*Work task*. Keep only the lines of the data below that contain "history", and copy them.

=== Begin Enclosure ===

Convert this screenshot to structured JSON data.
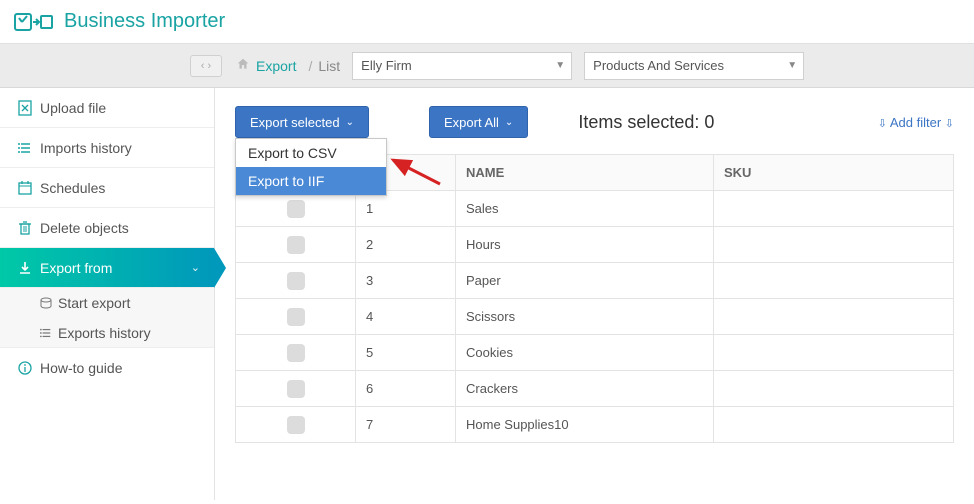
{
  "brand": {
    "title": "Business Importer"
  },
  "breadcrumb": {
    "export": "Export",
    "list": "List"
  },
  "topbar": {
    "company_select": "Elly Firm",
    "type_select": "Products And Services"
  },
  "sidebar": {
    "upload": "Upload file",
    "imports_history": "Imports history",
    "schedules": "Schedules",
    "delete_objects": "Delete objects",
    "export_from": "Export from",
    "start_export": "Start export",
    "exports_history": "Exports history",
    "howto": "How-to guide"
  },
  "toolbar": {
    "export_selected": "Export selected",
    "export_all": "Export All",
    "items_selected_label": "Items selected:",
    "items_selected_count": "0",
    "add_filter": "Add filter"
  },
  "dropdown": {
    "csv": "Export to CSV",
    "iif": "Export to IIF"
  },
  "table": {
    "header_name": "NAME",
    "header_sku": "SKU",
    "rows": [
      {
        "n": "1",
        "name": "Sales",
        "sku": ""
      },
      {
        "n": "2",
        "name": "Hours",
        "sku": ""
      },
      {
        "n": "3",
        "name": "Paper",
        "sku": ""
      },
      {
        "n": "4",
        "name": "Scissors",
        "sku": ""
      },
      {
        "n": "5",
        "name": "Cookies",
        "sku": ""
      },
      {
        "n": "6",
        "name": "Crackers",
        "sku": ""
      },
      {
        "n": "7",
        "name": "Home Supplies10",
        "sku": ""
      }
    ]
  }
}
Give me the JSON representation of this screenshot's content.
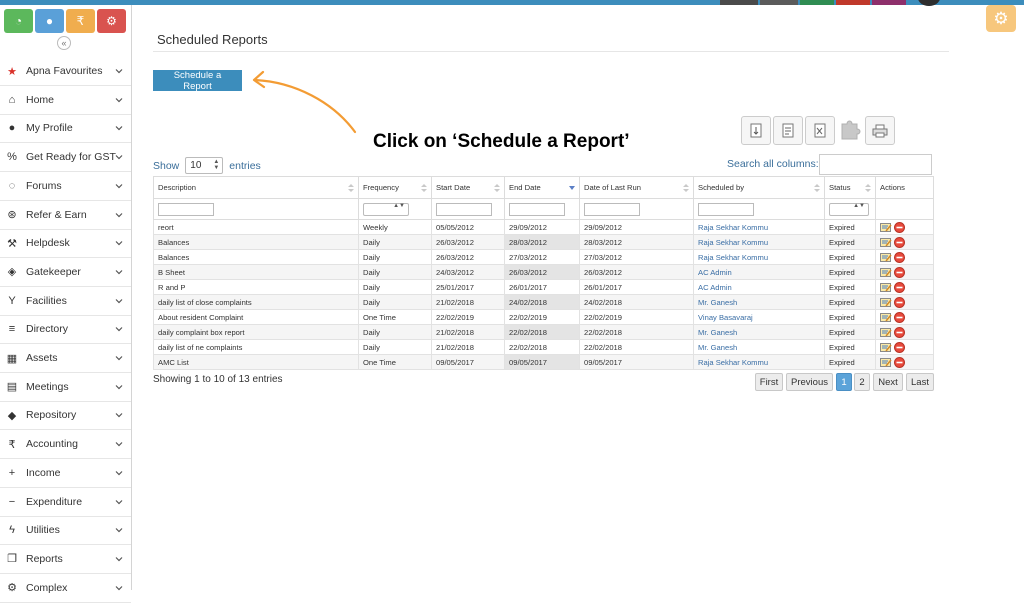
{
  "colors": {
    "accent": "#3c8dbc",
    "callout_arrow": "#f39c34",
    "status_bar": [
      "#3c8dbc",
      "#4a4a4a",
      "#5b5b5b",
      "#2f8d53",
      "#c0392b",
      "#8e2f6b"
    ]
  },
  "quick_icons": [
    {
      "name": "dashboard-icon",
      "color": "#5cb85c",
      "glyph": "◔"
    },
    {
      "name": "chat-icon",
      "color": "#5aa0d8",
      "glyph": "●"
    },
    {
      "name": "rupee-icon",
      "color": "#f0ad4e",
      "glyph": "₹"
    },
    {
      "name": "settings-icon",
      "color": "#d9534f",
      "glyph": "⚙"
    }
  ],
  "sidebar": {
    "collapse_glyph": "«",
    "items": [
      {
        "label": "Apna Favourites",
        "icon": "star-icon",
        "glyph": "★"
      },
      {
        "label": "Home",
        "icon": "home-icon",
        "glyph": "⌂"
      },
      {
        "label": "My Profile",
        "icon": "user-icon",
        "glyph": "●"
      },
      {
        "label": "Get Ready for GST",
        "icon": "percent-icon",
        "glyph": "%"
      },
      {
        "label": "Forums",
        "icon": "comments-icon",
        "glyph": "◌"
      },
      {
        "label": "Refer & Earn",
        "icon": "handshake-icon",
        "glyph": "⊛"
      },
      {
        "label": "Helpdesk",
        "icon": "wrench-icon",
        "glyph": "⚒"
      },
      {
        "label": "Gatekeeper",
        "icon": "shield-icon",
        "glyph": "◈"
      },
      {
        "label": "Facilities",
        "icon": "filter-icon",
        "glyph": "Y"
      },
      {
        "label": "Directory",
        "icon": "list-icon",
        "glyph": "≡"
      },
      {
        "label": "Assets",
        "icon": "building-icon",
        "glyph": "▦"
      },
      {
        "label": "Meetings",
        "icon": "calendar-icon",
        "glyph": "▤"
      },
      {
        "label": "Repository",
        "icon": "dropbox-icon",
        "glyph": "◆"
      },
      {
        "label": "Accounting",
        "icon": "rupee-icon",
        "glyph": "₹"
      },
      {
        "label": "Income",
        "icon": "plus-icon",
        "glyph": "+"
      },
      {
        "label": "Expenditure",
        "icon": "minus-icon",
        "glyph": "−"
      },
      {
        "label": "Utilities",
        "icon": "bolt-icon",
        "glyph": "ϟ"
      },
      {
        "label": "Reports",
        "icon": "copy-icon",
        "glyph": "❐"
      },
      {
        "label": "Complex",
        "icon": "cog-icon",
        "glyph": "⚙"
      }
    ]
  },
  "page": {
    "title": "Scheduled Reports",
    "schedule_button": "Schedule a Report",
    "callout": "Click on ‘Schedule a Report’"
  },
  "toolbar_icons": [
    "copy-icon",
    "csv-icon",
    "excel-icon",
    "pdf-icon",
    "print-icon"
  ],
  "table_controls": {
    "show_label": "Show",
    "length_value": "10",
    "entries_label": "entries",
    "search_label": "Search all columns:",
    "search_value": ""
  },
  "table": {
    "columns": [
      "Description",
      "Frequency",
      "Start Date",
      "End Date",
      "Date of Last Run",
      "Scheduled by",
      "Status",
      "Actions"
    ],
    "rows": [
      [
        "reort",
        "Weekly",
        "05/05/2012",
        "29/09/2012",
        "29/09/2012",
        "Raja Sekhar Kommu",
        "Expired"
      ],
      [
        "Balances",
        "Daily",
        "26/03/2012",
        "28/03/2012",
        "28/03/2012",
        "Raja Sekhar Kommu",
        "Expired"
      ],
      [
        "Balances",
        "Daily",
        "26/03/2012",
        "27/03/2012",
        "27/03/2012",
        "Raja Sekhar Kommu",
        "Expired"
      ],
      [
        "B Sheet",
        "Daily",
        "24/03/2012",
        "26/03/2012",
        "26/03/2012",
        "AC Admin",
        "Expired"
      ],
      [
        "R and P",
        "Daily",
        "25/01/2017",
        "26/01/2017",
        "26/01/2017",
        "AC Admin",
        "Expired"
      ],
      [
        "daily list of close complaints",
        "Daily",
        "21/02/2018",
        "24/02/2018",
        "24/02/2018",
        "Mr. Ganesh",
        "Expired"
      ],
      [
        "About resident Complaint",
        "One Time",
        "22/02/2019",
        "22/02/2019",
        "22/02/2019",
        "Vinay Basavaraj",
        "Expired"
      ],
      [
        "daily complaint box report",
        "Daily",
        "21/02/2018",
        "22/02/2018",
        "22/02/2018",
        "Mr. Ganesh",
        "Expired"
      ],
      [
        "daily list of ne complaints",
        "Daily",
        "21/02/2018",
        "22/02/2018",
        "22/02/2018",
        "Mr. Ganesh",
        "Expired"
      ],
      [
        "AMC List",
        "One Time",
        "09/05/2017",
        "09/05/2017",
        "09/05/2017",
        "Raja Sekhar Kommu",
        "Expired"
      ]
    ]
  },
  "pagination": {
    "info": "Showing 1 to 10 of 13 entries",
    "first": "First",
    "previous": "Previous",
    "pages": [
      "1",
      "2"
    ],
    "current_page": "1",
    "next": "Next",
    "last": "Last"
  }
}
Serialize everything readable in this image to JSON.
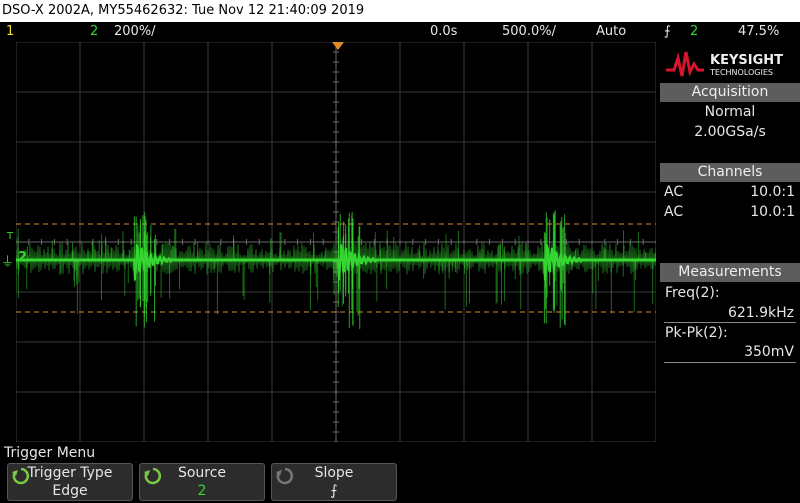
{
  "window": {
    "title": "DSO-X 2002A, MY55462632: Tue Nov 12 21:40:09 2019"
  },
  "status_bar": {
    "ch1_label": "1",
    "ch2_label": "2",
    "ch2_scale": "200%/",
    "time_delay": "0.0s",
    "time_scale": "500.0%/",
    "trigger_mode": "Auto",
    "trigger_slope_symbol": "⨍",
    "trigger_source": "2",
    "trigger_level": "47.5%"
  },
  "brand": {
    "name": "KEYSIGHT",
    "sub": "TECHNOLOGIES",
    "logo_color": "#d7152c"
  },
  "acquisition": {
    "header": "Acquisition",
    "mode": "Normal",
    "sample_rate": "2.00GSa/s"
  },
  "channels": {
    "header": "Channels",
    "rows": [
      {
        "coupling": "AC",
        "probe": "10.0:1",
        "color": "#f2e522"
      },
      {
        "coupling": "AC",
        "probe": "10.0:1",
        "color": "#35d631"
      }
    ]
  },
  "measurements": {
    "header": "Measurements",
    "items": [
      {
        "label": "Freq(2):",
        "value": "621.9kHz"
      },
      {
        "label": "Pk-Pk(2):",
        "value": "350mV"
      }
    ]
  },
  "screen": {
    "trace_color": "#35d631",
    "trigger_line_color": "#e08a2c",
    "marker_t": "T",
    "marker_2": "2"
  },
  "trigger_menu": {
    "title": "Trigger Menu",
    "softkeys": [
      {
        "label": "Trigger Type",
        "value": "Edge",
        "knob": true
      },
      {
        "label": "Source",
        "value": "2",
        "knob": true
      },
      {
        "label": "Slope",
        "value": "⨍",
        "knob": true
      }
    ]
  }
}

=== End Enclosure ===

*Exercise solution*.
    "imports_history": "Imports history",
    "exports_history": "Exports history",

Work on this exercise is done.